■ TASK REQUIREMENTS: Each line of the data below that carries the word "player" needs to be copied.

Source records
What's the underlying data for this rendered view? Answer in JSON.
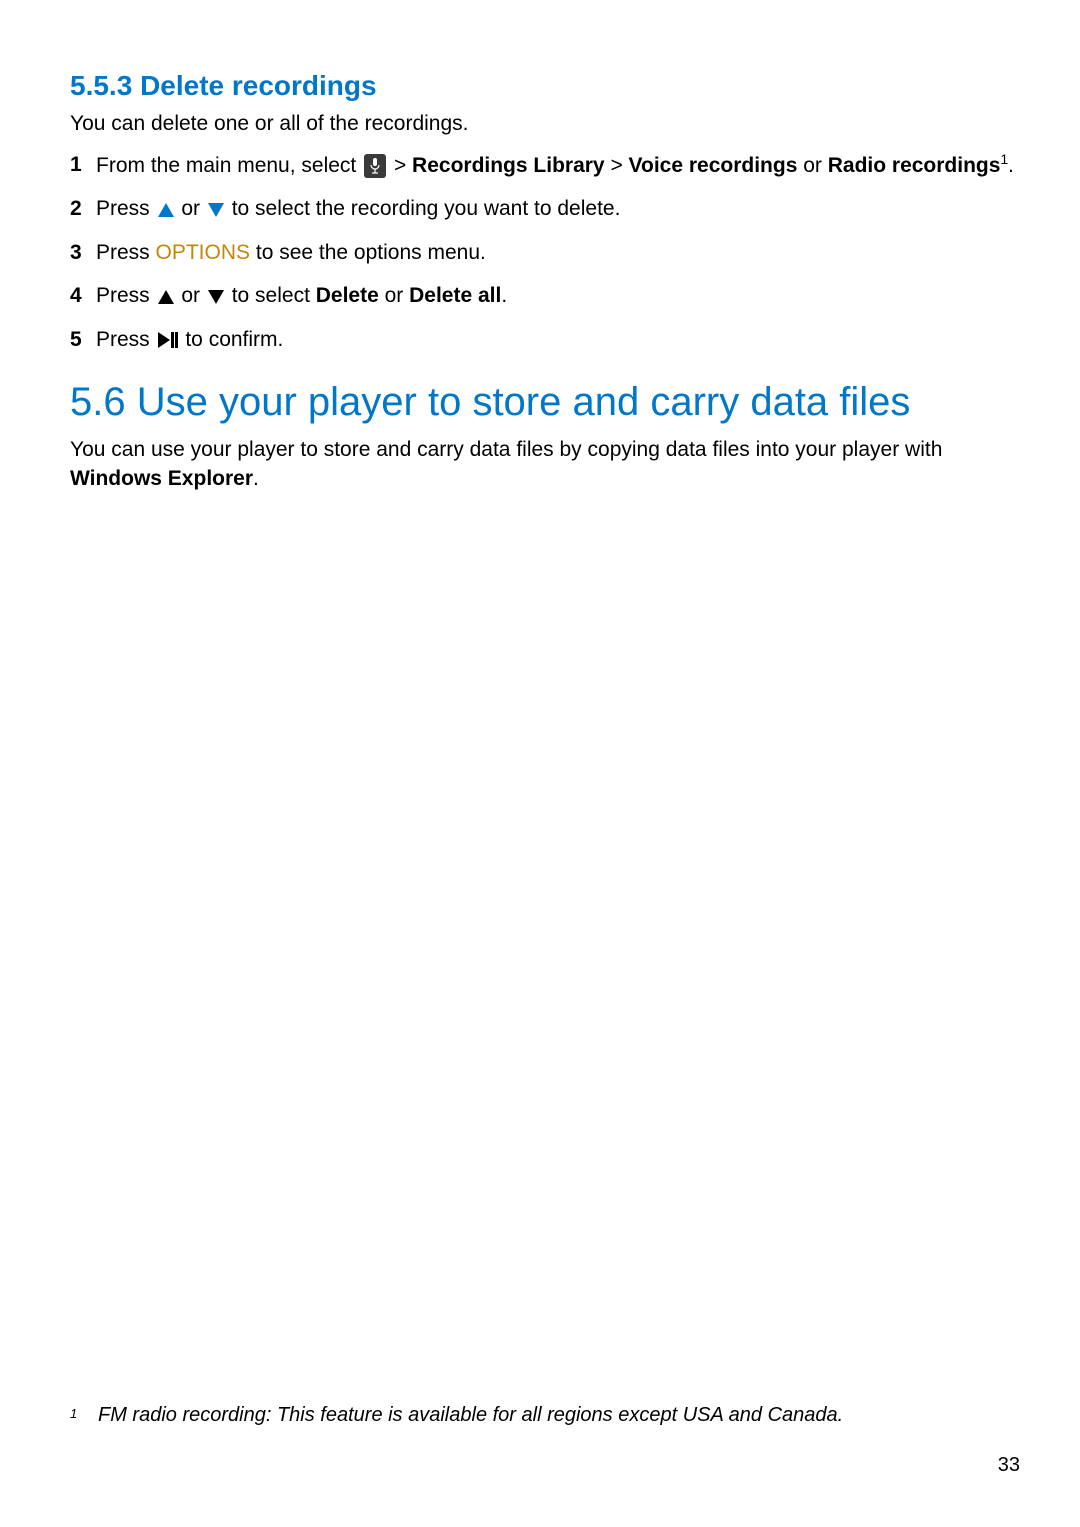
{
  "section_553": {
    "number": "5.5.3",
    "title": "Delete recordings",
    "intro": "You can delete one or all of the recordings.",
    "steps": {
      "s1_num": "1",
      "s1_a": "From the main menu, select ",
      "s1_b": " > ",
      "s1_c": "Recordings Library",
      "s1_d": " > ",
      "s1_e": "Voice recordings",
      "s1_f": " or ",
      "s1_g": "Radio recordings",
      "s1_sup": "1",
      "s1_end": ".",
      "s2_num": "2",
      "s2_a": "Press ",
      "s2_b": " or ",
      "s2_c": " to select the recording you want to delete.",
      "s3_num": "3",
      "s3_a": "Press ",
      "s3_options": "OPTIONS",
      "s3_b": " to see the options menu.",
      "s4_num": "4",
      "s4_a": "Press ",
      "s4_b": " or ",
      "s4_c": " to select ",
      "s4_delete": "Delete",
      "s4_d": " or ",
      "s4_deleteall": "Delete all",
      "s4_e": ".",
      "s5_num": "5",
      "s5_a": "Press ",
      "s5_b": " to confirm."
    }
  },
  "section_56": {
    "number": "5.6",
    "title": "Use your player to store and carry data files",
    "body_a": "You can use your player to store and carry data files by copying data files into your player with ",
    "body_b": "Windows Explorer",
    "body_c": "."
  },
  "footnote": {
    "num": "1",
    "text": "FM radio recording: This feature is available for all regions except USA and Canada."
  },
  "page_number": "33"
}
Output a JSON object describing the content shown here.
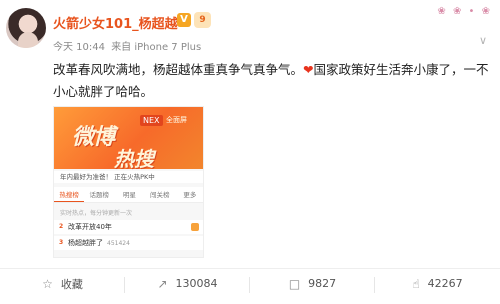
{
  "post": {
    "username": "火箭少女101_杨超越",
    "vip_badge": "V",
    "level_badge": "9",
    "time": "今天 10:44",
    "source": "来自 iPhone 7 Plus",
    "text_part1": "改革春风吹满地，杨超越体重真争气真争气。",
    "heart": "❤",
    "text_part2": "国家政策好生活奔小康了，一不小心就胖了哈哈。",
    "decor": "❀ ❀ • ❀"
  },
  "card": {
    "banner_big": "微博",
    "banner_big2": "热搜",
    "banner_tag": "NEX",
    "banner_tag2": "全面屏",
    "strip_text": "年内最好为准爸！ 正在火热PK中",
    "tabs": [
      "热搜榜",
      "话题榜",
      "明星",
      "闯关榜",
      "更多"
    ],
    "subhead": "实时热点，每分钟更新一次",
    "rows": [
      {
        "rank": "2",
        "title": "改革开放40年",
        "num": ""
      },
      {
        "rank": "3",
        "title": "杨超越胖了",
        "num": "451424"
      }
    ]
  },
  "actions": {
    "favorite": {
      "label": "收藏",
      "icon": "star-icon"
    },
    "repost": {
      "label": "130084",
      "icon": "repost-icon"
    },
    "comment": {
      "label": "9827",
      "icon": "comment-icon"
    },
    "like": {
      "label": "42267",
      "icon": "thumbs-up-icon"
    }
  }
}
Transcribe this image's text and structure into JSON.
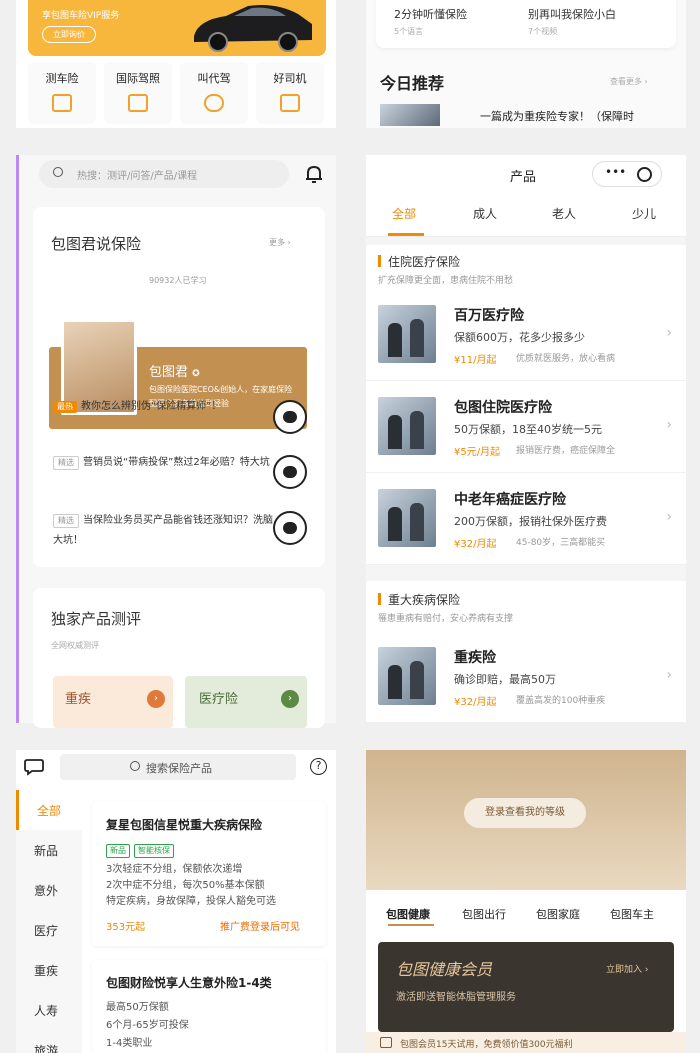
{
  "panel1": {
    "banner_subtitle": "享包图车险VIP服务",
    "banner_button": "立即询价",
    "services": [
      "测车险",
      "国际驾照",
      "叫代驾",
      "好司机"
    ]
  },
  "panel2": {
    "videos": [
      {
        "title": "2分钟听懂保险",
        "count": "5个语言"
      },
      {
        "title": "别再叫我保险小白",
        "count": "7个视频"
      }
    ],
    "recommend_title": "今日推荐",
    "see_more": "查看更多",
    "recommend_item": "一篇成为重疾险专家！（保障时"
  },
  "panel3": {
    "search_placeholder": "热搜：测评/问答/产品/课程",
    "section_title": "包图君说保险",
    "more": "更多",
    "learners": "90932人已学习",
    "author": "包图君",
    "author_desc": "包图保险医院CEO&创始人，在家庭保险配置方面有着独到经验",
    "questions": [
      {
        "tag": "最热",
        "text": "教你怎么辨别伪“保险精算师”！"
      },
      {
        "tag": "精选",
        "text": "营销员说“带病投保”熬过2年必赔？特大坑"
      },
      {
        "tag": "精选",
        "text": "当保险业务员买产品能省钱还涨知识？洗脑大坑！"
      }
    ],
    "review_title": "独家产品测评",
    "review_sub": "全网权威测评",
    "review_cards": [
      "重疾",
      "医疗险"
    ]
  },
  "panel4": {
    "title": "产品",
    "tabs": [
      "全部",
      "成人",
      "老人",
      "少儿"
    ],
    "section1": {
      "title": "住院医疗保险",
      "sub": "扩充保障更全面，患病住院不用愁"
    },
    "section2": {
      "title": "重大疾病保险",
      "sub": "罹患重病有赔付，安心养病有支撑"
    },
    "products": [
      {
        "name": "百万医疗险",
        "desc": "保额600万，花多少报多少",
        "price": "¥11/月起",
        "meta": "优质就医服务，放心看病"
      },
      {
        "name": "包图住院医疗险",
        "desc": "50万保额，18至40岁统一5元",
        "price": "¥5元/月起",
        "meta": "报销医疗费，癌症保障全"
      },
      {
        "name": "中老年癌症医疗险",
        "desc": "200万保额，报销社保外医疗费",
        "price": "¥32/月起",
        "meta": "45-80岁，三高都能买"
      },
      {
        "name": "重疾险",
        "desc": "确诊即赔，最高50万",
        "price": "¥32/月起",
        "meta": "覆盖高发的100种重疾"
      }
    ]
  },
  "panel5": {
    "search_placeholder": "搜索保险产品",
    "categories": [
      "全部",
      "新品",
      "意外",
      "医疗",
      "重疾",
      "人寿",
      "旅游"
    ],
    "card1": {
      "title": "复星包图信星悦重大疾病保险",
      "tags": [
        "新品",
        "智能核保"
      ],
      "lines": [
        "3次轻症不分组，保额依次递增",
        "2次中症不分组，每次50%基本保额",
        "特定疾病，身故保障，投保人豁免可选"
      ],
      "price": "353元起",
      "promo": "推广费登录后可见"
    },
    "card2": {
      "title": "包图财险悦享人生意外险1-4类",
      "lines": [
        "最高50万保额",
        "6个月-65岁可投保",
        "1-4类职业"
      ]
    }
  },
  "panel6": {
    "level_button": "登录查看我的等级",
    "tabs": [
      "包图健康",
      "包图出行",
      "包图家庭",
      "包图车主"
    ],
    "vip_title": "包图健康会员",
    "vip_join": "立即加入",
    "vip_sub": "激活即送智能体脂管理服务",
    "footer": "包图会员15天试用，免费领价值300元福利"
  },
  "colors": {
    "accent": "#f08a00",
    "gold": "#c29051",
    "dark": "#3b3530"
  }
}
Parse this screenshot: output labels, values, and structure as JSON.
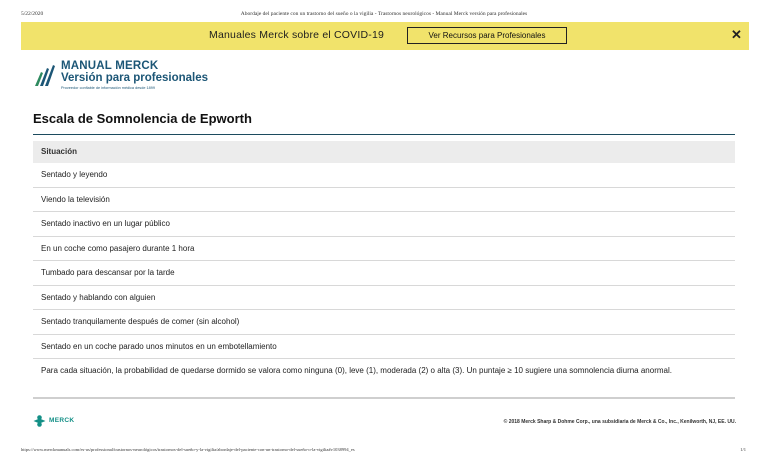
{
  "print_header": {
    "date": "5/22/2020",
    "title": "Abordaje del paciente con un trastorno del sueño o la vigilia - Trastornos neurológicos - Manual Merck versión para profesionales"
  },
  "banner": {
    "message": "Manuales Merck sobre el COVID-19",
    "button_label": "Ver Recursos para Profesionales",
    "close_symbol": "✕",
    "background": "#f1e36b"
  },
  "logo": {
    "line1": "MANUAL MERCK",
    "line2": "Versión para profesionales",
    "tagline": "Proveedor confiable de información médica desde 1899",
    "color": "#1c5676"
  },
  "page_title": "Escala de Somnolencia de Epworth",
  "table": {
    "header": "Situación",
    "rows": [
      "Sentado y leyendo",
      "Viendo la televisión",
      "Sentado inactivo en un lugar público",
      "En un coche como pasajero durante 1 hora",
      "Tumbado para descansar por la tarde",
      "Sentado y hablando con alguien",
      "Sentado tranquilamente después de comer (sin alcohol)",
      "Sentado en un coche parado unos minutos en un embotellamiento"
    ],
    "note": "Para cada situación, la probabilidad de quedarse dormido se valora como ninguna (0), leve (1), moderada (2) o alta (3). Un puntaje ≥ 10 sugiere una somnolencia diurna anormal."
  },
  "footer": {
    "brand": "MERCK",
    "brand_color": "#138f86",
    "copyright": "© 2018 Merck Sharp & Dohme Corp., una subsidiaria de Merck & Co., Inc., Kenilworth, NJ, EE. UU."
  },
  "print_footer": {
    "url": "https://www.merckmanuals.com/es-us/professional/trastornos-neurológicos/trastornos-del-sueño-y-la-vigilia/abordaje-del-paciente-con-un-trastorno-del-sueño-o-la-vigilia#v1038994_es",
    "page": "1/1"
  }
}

■ THE ANSWER:
    "title": "Use your player to store and carry data files",
    "body_a": "You can use your player to store and carry data files by copying data files into your player with ",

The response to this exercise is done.